David Roberts - Grist's best and most thoughtful writer, in my opinion - considers whether it's wise to "rebrand" environmentalism as yet another form of hip, self-absorbed consumerism, and comes down on the side of the angels:
I have no objection to short-term tactical considerations, appealing to people's base interests. But we should never stop trying to convince people that they've been lied to about what they are and what they can be. The ties of place and family and community are not annoyances to be escaped when finances permit. They are the very stuff of being human.Also at Grist, John McGrath notes the serious problems with carbon sequestration, and uses them to smash the cornucopian halfwit Marc Jaccard (author of Sustainable Fossil Fuels) into his constituent atoms:
While he [Jaccard] disdains the idea of a (perhaps) more expensive, (perhaps) less efficient renewable-energy future because it would require rebuilding the entire energy infrastructure of western civilization, he neglects the fact that his ideas do the exact same thing. Modern industry is not built to capture and sequester CO2, and in large part it simply cannot be. Moreover, the policies that would make oil and coal cleaner and more efficient are being fought tooth and nail by the very industries Jaccard is championing....In reality, of course, our fossil fuel addiction calls for a mop and plenty of thermobaric weapons:
Or to put it more bluntly: Our society is currently reaping the consequences of our fossil fuel addiction, flopping around on a bathroom floor with a syringe in our arm and a dirty spoon nearby.

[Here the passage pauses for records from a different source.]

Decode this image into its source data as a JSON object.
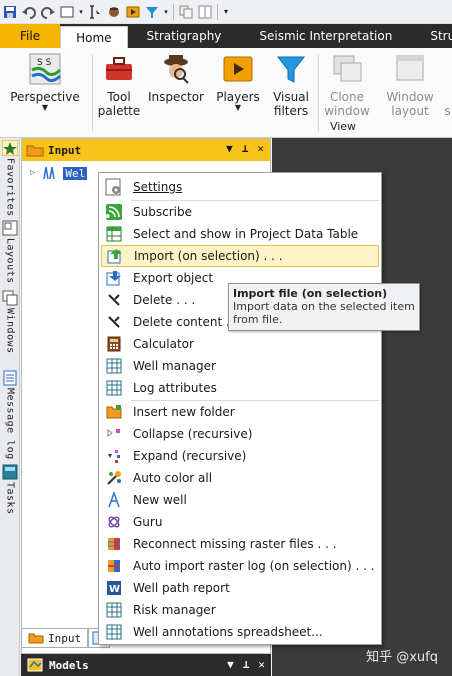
{
  "quick_access": {
    "icons": [
      "save-icon",
      "undo-icon",
      "redo-icon",
      "window-icon",
      "cursor-icon",
      "inspector-icon",
      "player-icon",
      "filter-icon",
      "copy-icon",
      "layout-icon",
      "customize-icon"
    ]
  },
  "tabs": [
    {
      "label": "File"
    },
    {
      "label": "Home"
    },
    {
      "label": "Stratigraphy"
    },
    {
      "label": "Seismic Interpretation"
    },
    {
      "label": "Structu"
    }
  ],
  "ribbon": {
    "perspective": "Perspective",
    "tool_palette_1": "Tool",
    "tool_palette_2": "palette",
    "inspector": "Inspector",
    "players": "Players",
    "visual_filters_1": "Visual",
    "visual_filters_2": "filters",
    "clone_window_1": "Clone",
    "clone_window_2": "window",
    "window_layout_1": "Window",
    "window_layout_2": "layout",
    "group_view": "View",
    "overflow": "s"
  },
  "side_tabs": [
    "Favorites",
    "Layouts",
    "Windows",
    "Message log",
    "Tasks"
  ],
  "input_panel": {
    "title": "Input",
    "tree_item": "Wel",
    "bottom_tab_label": "Input"
  },
  "models_panel": {
    "title": "Models"
  },
  "context_menu": {
    "items": [
      {
        "label": "Settings",
        "icon": "settings-icon"
      },
      {
        "label": "Subscribe",
        "icon": "subscribe-icon"
      },
      {
        "label": "Select and show in Project Data Table",
        "icon": "table-icon"
      },
      {
        "label": "Import (on selection) . . .",
        "icon": "import-icon",
        "highlighted": true
      },
      {
        "label": "Export object",
        "icon": "export-icon"
      },
      {
        "label": "Delete . . .",
        "icon": "delete-icon"
      },
      {
        "label": "Delete content . . .",
        "icon": "delete-content-icon"
      },
      {
        "label": "Calculator",
        "icon": "calculator-icon"
      },
      {
        "label": "Well manager",
        "icon": "spreadsheet-icon"
      },
      {
        "label": "Log attributes",
        "icon": "spreadsheet-icon"
      },
      {
        "label": "Insert new folder",
        "icon": "folder-icon"
      },
      {
        "label": "Collapse (recursive)",
        "icon": "collapse-icon"
      },
      {
        "label": "Expand (recursive)",
        "icon": "expand-icon"
      },
      {
        "label": "Auto color all",
        "icon": "color-icon"
      },
      {
        "label": "New well",
        "icon": "well-icon"
      },
      {
        "label": "Guru",
        "icon": "guru-icon"
      },
      {
        "label": "Reconnect missing raster files . . .",
        "icon": "raster-icon"
      },
      {
        "label": "Auto import raster log (on selection) . . .",
        "icon": "raster-import-icon"
      },
      {
        "label": "Well path report",
        "icon": "word-icon"
      },
      {
        "label": "Risk manager",
        "icon": "spreadsheet-icon"
      },
      {
        "label": "Well annotations spreadsheet...",
        "icon": "spreadsheet-icon"
      }
    ]
  },
  "tooltip": {
    "title": "Import file (on selection)",
    "line1": "Import data on the selected item",
    "line2": "from file."
  },
  "watermark": "知乎 @xufq",
  "colors": {
    "file_tab": "#f5b400",
    "panel_title": "#f7c21a",
    "workspace": "#3b3b3b",
    "selection": "#2a63c4",
    "menu_highlight": "#fdf3c4"
  }
}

And Jaccard thinks all we need is a mop.
As with the SMAW-NE, the new thermobaric grenade has received very little publicity in spite of its effectiveness. (The Russians also sell a multi-shot grenade launcher with thermobaric rounds for urban combat.)Read the whole thing at Defense Tech, keeping in mind the relaxed screening techniques currently favored by our military recruiters.
BLDGBLOG reports on the "biological invasion" of Antarctica:
[W]e do the migratory work of other species for them. We take them with us. Importations of even the smallest microbe can sufficiently alter an ecological niche, opening it up to further changes – then compounding over time into whole new landscapes. What would happen naturally is accelerated: a thousand years in a decade.The Seattle Times describes a different type of biological invasion, stemming from the fact that it's often cheaper to fly to another country for medical treatment than to get it in the United States.
It shouldn't surprise us, then, to learn that strange things are afoot in Antarctica.
"The hospitals have a monopoly; they don't care, because where else are patients going to go?" said Bonnie Blackley, benefits director. "Well, we are going to go to India."As long as the fossil fuels hold out, anyway.